lier language, ghould have been so rich a
genius and so cheerful a spirit ; that he
should have lived in that splendid
fourteenth century, which was the flower
of the age of chivalry, and the prep
aration for the wonders of the next age ;
and that he should have belonged to the
English court when that court was the
most magnificent in Europe. This fair
beginning had much to do with endow
ing English literature with a largeness
of view hardly to have been expected
from the literature of an insular people.
Large indeed was the canvass of Chau
cer! From the coarse fun and practical
jokes that were to re-appear at a far-dis
tant day in the inn-scenes of Fielding
and Smollett—art such as Hans Sachs
put on the stage and the Flemish paint
ers in their pictures—to the glowing
ideals of love and heroism which chiv
alry formed, such as Sir Philip Sidney
afterward poured into his sonnets and his
Arcadia; surely the range is wide. He
inherits from the troubadours, the trou-
veres, and the minnesingers, on the one
hand, and from the makers of the fabii-
tmx and the cofytes, on the other. At
the same time, he is possessed of a treas
ure richer than any amassed by either
©f these classes of writers. He has the
great gift of seeing and reproducing char
acter. The prelude to the Canterbury
Tales is a prelude to the great picture-
galleries of Shakspeare, Marlowe Jon son,
Fletcher, Webster, Massinger and all
that rich array of dramatists ; it is a pre
lude to the whole literature of the novel,
from Richardson to our too analytical
character-painters of to-day, the .Story
tellers who leave out the story altogether.
Itfor in all the literature since Chaucer
have there been characters etched more
truly and clearly than those of the
'“veray parfit gentil knight:’ 7 the squire
that “was as fresshe as is the rnoneth of
May;” that elegant lad3% “Madame
Eglantine,” the prioress ; the monk
that Scott expanded into his Prior of
Jorvaux ; the friar that lisped “To make
his English sweteupon his tongue the
clerk “of Oxenforde,” who is believed to
present the poet himself; the law3 7 er who
“semed besierthan he was the doctor
whose study “was but litel on the P>ible;’ ?
the wife of Bath, who had married five
husbands; the good parson who taught
“Cristes lore, and his apostles twelve,
But first he lolwed it himselye,”’
that exquisite picture of a true shepherd
of souls which even Goldsmith’s copp in
The Deserted Village can scarcely be si^d.

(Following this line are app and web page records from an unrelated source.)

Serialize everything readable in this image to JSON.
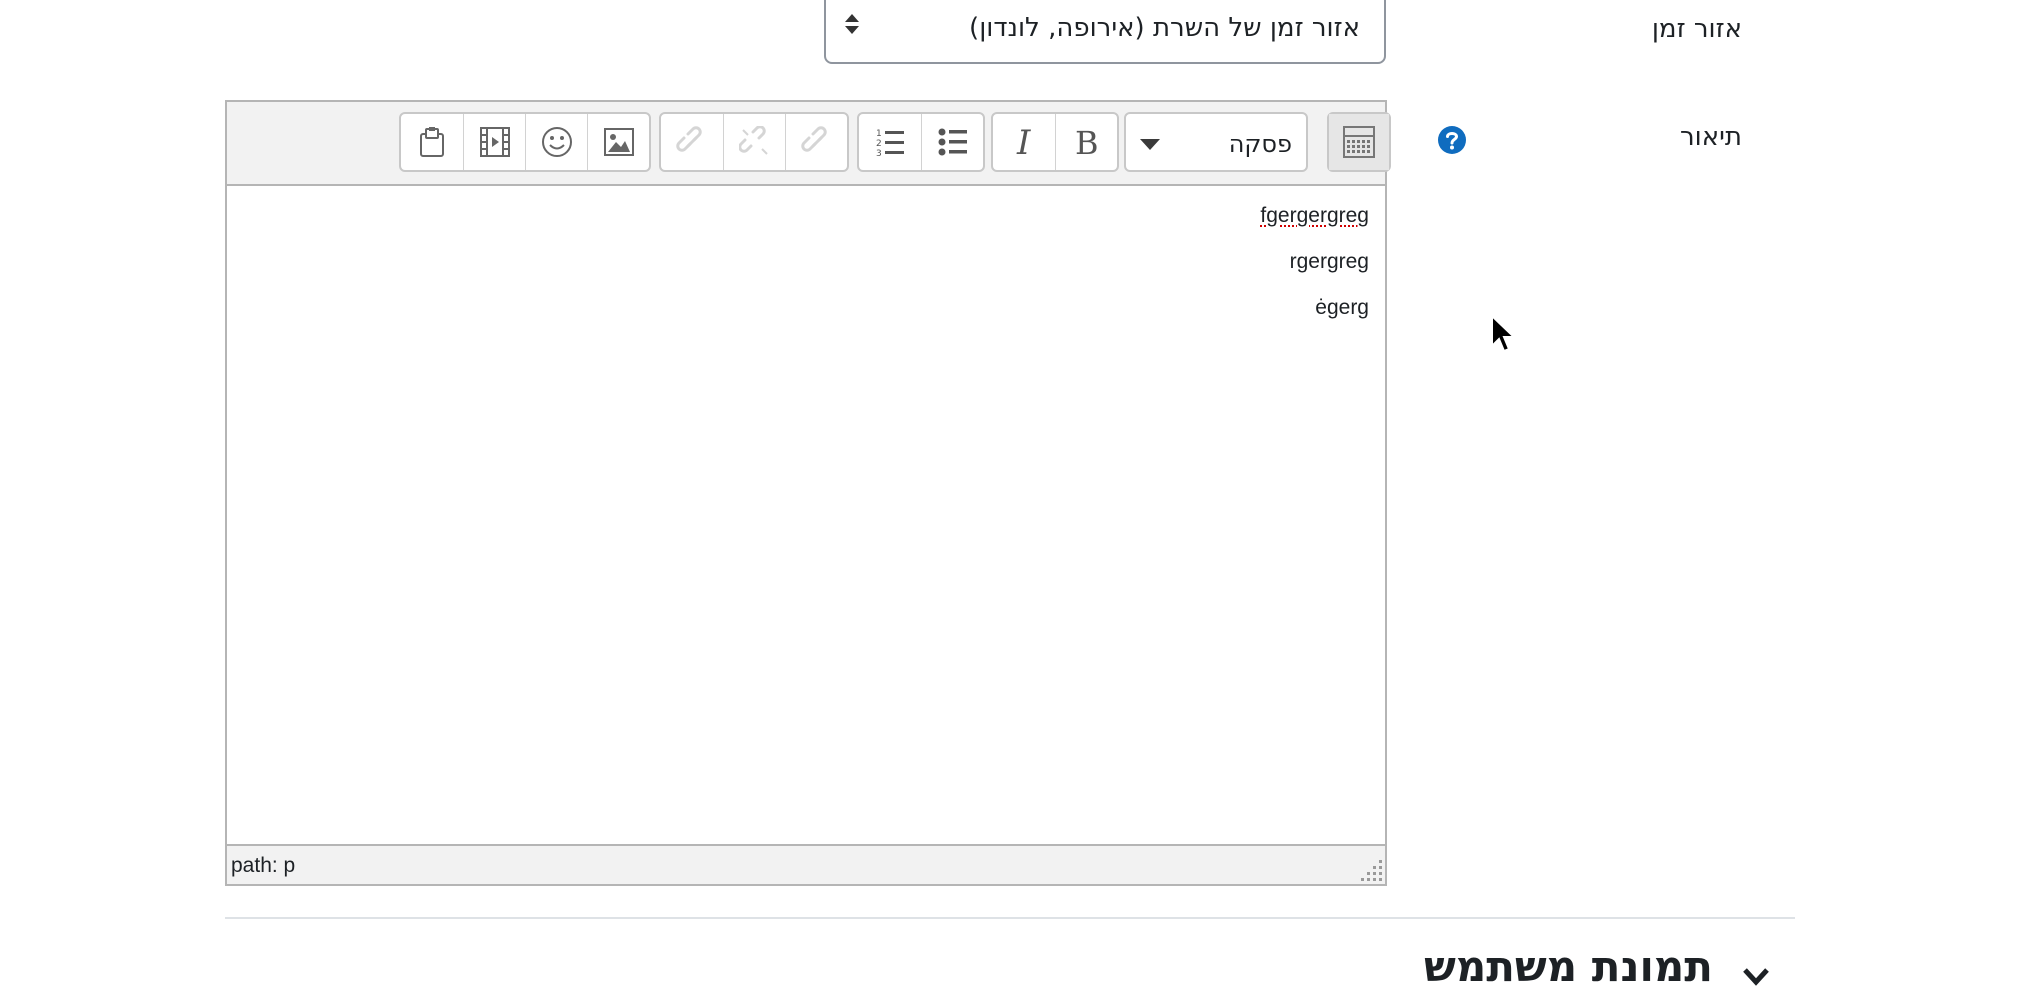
{
  "timezone": {
    "label": "אזור זמן",
    "value": "אזור זמן של השרת (אירופה, לונדון)"
  },
  "description": {
    "label": "תיאור",
    "help_icon": "help-question-icon",
    "editor": {
      "paragraph_style": "פסקה",
      "toolbar_icons": [
        "toggle-toolbar-icon",
        "bold-icon",
        "italic-icon",
        "unordered-list-icon",
        "ordered-list-icon",
        "link-icon",
        "unlink-icon",
        "anchor-icon",
        "image-icon",
        "emoticon-icon",
        "media-icon",
        "manage-files-icon"
      ],
      "lines": [
        "fgergergreg",
        "rgergreg",
        "ėgerg"
      ],
      "status_path": "path: p"
    }
  },
  "user_picture_section": {
    "heading": "תמונת משתמש"
  },
  "colors": {
    "help_icon": "#0f6cbf",
    "toolbar_bg": "#f2f2f2",
    "border": "#b5b5b5"
  }
}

to have improved upon the merry host
of the Tabard.
‘-Bold of his speche, and wys and ■wel i-taught,”
and all the rest of that delightful
company of pilgrims to the shrine of
St. Thomas of Canterbury. He maltos
his England luminous-for us.
To write intelligently upon an # y sub
ject it should be well understood and
carefully defined. The first step then, in
all inquiry, as well as in discussion of
whatever character undertaken for the
expansion of truth, is to set forth 0*5
clearly and distinctly as possible the
meaning of the words and terms which
constitute your subject matter, and from
which your conclusions are to be drawn.
This is the work of definition, and is no
less essential in political investigations
than it is in scientific. ~ It is the begin
ning of progress in every department of
learning whether moral, intellectual or
Government then in its true sense